▶ [Exercise aim]
Within the records, how many lines hold the word "this"? State that number alone.

▶ [Information shown]

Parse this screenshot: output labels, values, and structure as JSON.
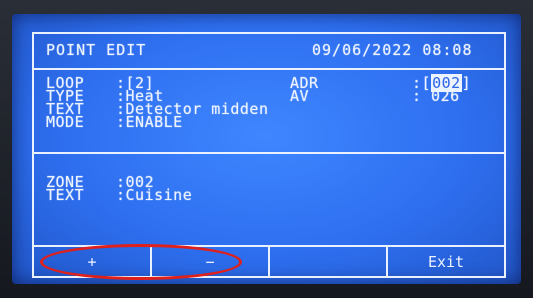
{
  "header": {
    "title": "POINT EDIT",
    "datetime": "09/06/2022 08:08"
  },
  "point": {
    "loop_label": "LOOP",
    "loop_value": ":[2]",
    "type_label": "TYPE",
    "type_value": ":Heat",
    "text_label": "TEXT",
    "text_value": ":Detector midden",
    "mode_label": "MODE",
    "mode_value": ":ENABLE",
    "adr_label": "ADR",
    "adr_prefix": ":[",
    "adr_value": "002",
    "adr_suffix": "]",
    "av_label": "AV",
    "av_value": ": 026"
  },
  "zone": {
    "zone_label": "ZONE",
    "zone_value": ":002",
    "text_label": "TEXT",
    "text_value": ":Cuisine"
  },
  "softkeys": {
    "plus": "+",
    "minus": "−",
    "blank": "",
    "exit": "Exit"
  },
  "colors": {
    "screen": "#2e6ff0",
    "text": "#edf3ff",
    "annotation": "#e0201a"
  }
}
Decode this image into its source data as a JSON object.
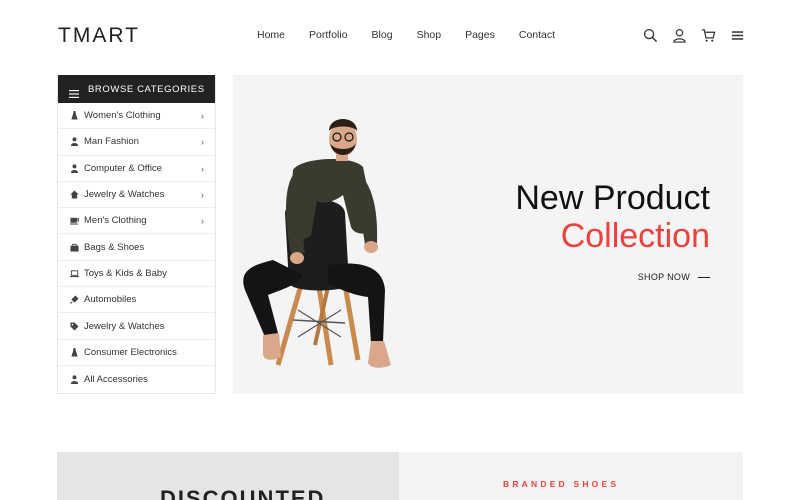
{
  "header": {
    "logo": "TMART",
    "nav": [
      "Home",
      "Portfolio",
      "Blog",
      "Shop",
      "Pages",
      "Contact"
    ],
    "icons": [
      "search-icon",
      "user-icon",
      "cart-icon",
      "menu-icon"
    ]
  },
  "sidebar": {
    "title": "BROWSE CATEGORIES",
    "items": [
      {
        "label": "Women's Clothing",
        "icon": "dress-icon",
        "arrow": true
      },
      {
        "label": "Man Fashion",
        "icon": "person-icon",
        "arrow": true
      },
      {
        "label": "Computer & Office",
        "icon": "person-icon",
        "arrow": true
      },
      {
        "label": "Jewelry & Watches",
        "icon": "home-icon",
        "arrow": true
      },
      {
        "label": "Men's Clothing",
        "icon": "coffee-icon",
        "arrow": true
      },
      {
        "label": "Bags & Shoes",
        "icon": "bag-icon",
        "arrow": false
      },
      {
        "label": "Toys & Kids & Baby",
        "icon": "laptop-icon",
        "arrow": false
      },
      {
        "label": "Automobiles",
        "icon": "plug-icon",
        "arrow": false
      },
      {
        "label": "Jewelry & Watches",
        "icon": "tag-icon",
        "arrow": false
      },
      {
        "label": "Consumer Electronics",
        "icon": "dress-icon",
        "arrow": false
      },
      {
        "label": "All Accessories",
        "icon": "person-icon",
        "arrow": false
      }
    ]
  },
  "hero": {
    "title_line1": "New Product",
    "title_line2": "Collection",
    "cta": "SHOP NOW"
  },
  "banners": {
    "left_text": "DISCOUNTED",
    "right_text": "BRANDED SHOES"
  },
  "colors": {
    "accent": "#e9423f",
    "dark": "#222222",
    "hero_bg": "#f4f4f4"
  }
}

▶ [Response]
2